* [Action item] Say how many lines of the material below contain the word "skewedKeys", with no other words.

* [Given data]
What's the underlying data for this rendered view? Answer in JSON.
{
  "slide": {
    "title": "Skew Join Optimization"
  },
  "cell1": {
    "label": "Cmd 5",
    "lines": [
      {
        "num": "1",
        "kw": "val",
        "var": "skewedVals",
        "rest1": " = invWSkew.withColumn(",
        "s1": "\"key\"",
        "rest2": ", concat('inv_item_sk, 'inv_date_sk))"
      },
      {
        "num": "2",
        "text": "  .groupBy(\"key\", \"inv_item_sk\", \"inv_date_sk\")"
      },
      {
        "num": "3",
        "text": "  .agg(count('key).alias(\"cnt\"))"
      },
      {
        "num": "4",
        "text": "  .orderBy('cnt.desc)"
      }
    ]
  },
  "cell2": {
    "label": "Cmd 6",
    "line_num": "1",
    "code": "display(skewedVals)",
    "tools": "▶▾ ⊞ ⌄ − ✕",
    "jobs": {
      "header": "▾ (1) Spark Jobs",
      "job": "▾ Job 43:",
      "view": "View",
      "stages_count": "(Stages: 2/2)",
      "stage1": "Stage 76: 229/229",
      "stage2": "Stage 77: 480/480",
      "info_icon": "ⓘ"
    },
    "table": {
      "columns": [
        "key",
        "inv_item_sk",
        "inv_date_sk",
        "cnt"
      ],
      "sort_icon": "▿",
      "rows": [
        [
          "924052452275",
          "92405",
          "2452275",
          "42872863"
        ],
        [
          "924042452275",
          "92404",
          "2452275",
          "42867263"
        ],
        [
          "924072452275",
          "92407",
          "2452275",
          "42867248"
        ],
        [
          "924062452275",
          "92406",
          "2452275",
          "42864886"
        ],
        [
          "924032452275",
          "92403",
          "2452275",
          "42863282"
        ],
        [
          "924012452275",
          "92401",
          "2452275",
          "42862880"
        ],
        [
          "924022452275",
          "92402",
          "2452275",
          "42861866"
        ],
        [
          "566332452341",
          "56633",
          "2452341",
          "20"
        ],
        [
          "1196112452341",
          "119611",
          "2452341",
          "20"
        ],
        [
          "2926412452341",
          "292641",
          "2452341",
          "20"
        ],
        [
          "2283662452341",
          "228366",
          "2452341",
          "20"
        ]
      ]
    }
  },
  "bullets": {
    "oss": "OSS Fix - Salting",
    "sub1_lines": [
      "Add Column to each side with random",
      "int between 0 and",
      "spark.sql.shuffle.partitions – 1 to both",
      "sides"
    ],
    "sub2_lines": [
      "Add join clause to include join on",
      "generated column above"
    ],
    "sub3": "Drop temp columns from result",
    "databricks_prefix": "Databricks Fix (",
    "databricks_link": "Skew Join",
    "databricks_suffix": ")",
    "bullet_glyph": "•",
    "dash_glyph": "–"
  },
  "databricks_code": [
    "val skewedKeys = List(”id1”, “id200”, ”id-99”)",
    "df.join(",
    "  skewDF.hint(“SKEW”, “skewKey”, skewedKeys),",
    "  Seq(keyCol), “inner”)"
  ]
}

* [Problem solution] 2